:: WORK ITEM ::
Lines from the listing that hold the string "marketplace" are what you should return.

:: DATA FOR REVIEW ::
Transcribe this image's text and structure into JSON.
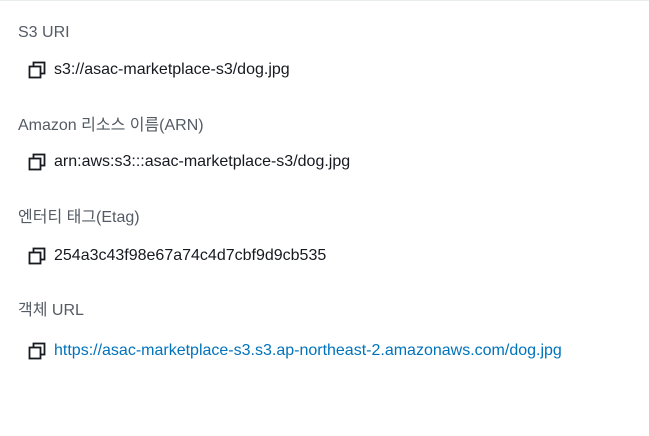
{
  "fields": [
    {
      "label": "S3 URI",
      "value": "s3://asac-marketplace-s3/dog.jpg",
      "copy_icon": "copy-icon"
    },
    {
      "label": "Amazon 리소스 이름(ARN)",
      "value": "arn:aws:s3:::asac-marketplace-s3/dog.jpg",
      "copy_icon": "copy-icon"
    },
    {
      "label": "엔터티 태그(Etag)",
      "value": "254a3c43f98e67a74c4d7cbf9d9cb535",
      "copy_icon": "copy-icon"
    },
    {
      "label": "객체 URL",
      "value": "https://asac-marketplace-s3.s3.ap-northeast-2.amazonaws.com/dog.jpg",
      "copy_icon": "copy-icon"
    }
  ],
  "colors": {
    "label": "#545b64",
    "value": "#16191f",
    "link": "#0073bb",
    "icon": "#16191f"
  }
}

:: TASK ANSWER ::
      "value": "s3://asac-marketplace-s3/dog.jpg",
      "value": "arn:aws:s3:::asac-marketplace-s3/dog.jpg",
      "value": "https://asac-marketplace-s3.s3.ap-northeast-2.amazonaws.com/dog.jpg",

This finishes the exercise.